▶ **Work order**: Give back every entry precisely as written, without any of the images.

▶ **Recorded data**:
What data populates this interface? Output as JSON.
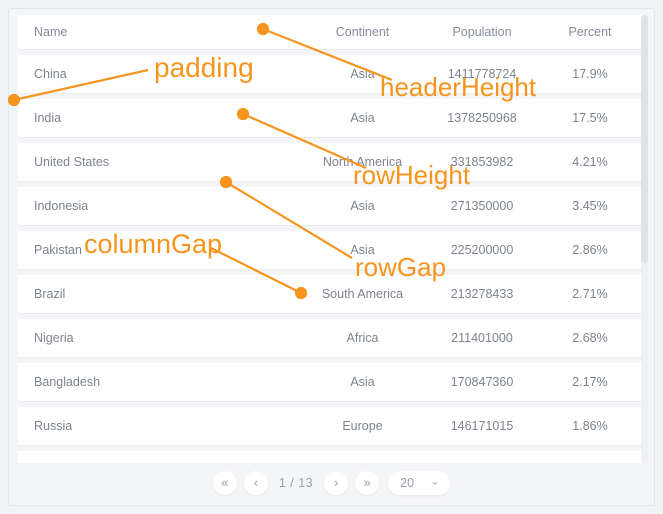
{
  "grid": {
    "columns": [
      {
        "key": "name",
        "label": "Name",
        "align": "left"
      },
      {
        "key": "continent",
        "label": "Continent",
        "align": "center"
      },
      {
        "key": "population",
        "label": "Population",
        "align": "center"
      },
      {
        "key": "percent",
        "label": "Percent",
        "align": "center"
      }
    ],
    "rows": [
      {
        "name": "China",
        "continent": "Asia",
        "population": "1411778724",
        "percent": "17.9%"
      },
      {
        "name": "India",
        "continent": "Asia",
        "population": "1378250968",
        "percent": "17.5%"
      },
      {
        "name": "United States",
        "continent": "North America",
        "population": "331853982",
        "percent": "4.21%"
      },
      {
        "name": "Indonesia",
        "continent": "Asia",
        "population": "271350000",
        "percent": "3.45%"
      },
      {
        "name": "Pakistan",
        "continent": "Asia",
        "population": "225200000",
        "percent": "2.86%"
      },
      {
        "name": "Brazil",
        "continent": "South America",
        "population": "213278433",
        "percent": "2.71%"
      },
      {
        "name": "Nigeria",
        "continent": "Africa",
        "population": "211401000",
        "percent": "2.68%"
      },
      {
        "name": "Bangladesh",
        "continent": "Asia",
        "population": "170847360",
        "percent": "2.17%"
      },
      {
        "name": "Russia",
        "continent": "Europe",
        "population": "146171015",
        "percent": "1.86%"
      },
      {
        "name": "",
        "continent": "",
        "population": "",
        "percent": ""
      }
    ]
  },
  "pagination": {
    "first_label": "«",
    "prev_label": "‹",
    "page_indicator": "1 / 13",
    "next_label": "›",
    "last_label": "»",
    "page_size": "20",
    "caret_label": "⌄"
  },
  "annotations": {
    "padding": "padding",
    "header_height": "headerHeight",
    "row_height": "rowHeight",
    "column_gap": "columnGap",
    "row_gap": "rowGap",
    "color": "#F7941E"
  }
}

▶ **Response area**:
What data populates this interface? Output as JSON.
{
  "grid": {
    "columns": [
      {
        "key": "name",
        "label": "Name",
        "align": "left"
      },
      {
        "key": "continent",
        "label": "Continent",
        "align": "center"
      },
      {
        "key": "population",
        "label": "Population",
        "align": "center"
      },
      {
        "key": "percent",
        "label": "Percent",
        "align": "center"
      }
    ],
    "rows": [
      {
        "name": "China",
        "continent": "Asia",
        "population": "1411778724",
        "percent": "17.9%"
      },
      {
        "name": "India",
        "continent": "Asia",
        "population": "1378250968",
        "percent": "17.5%"
      },
      {
        "name": "United States",
        "continent": "North America",
        "population": "331853982",
        "percent": "4.21%"
      },
      {
        "name": "Indonesia",
        "continent": "Asia",
        "population": "271350000",
        "percent": "3.45%"
      },
      {
        "name": "Pakistan",
        "continent": "Asia",
        "population": "225200000",
        "percent": "2.86%"
      },
      {
        "name": "Brazil",
        "continent": "South America",
        "population": "213278433",
        "percent": "2.71%"
      },
      {
        "name": "Nigeria",
        "continent": "Africa",
        "population": "211401000",
        "percent": "2.68%"
      },
      {
        "name": "Bangladesh",
        "continent": "Asia",
        "population": "170847360",
        "percent": "2.17%"
      },
      {
        "name": "Russia",
        "continent": "Europe",
        "population": "146171015",
        "percent": "1.86%"
      },
      {
        "name": "",
        "continent": "",
        "population": "",
        "percent": ""
      }
    ]
  },
  "pagination": {
    "first_label": "«",
    "prev_label": "‹",
    "page_indicator": "1 / 13",
    "next_label": "›",
    "last_label": "»",
    "page_size": "20",
    "caret_label": "⌄"
  },
  "annotations": {
    "padding": "padding",
    "header_height": "headerHeight",
    "row_height": "rowHeight",
    "column_gap": "columnGap",
    "row_gap": "rowGap",
    "color": "#F7941E"
  }
}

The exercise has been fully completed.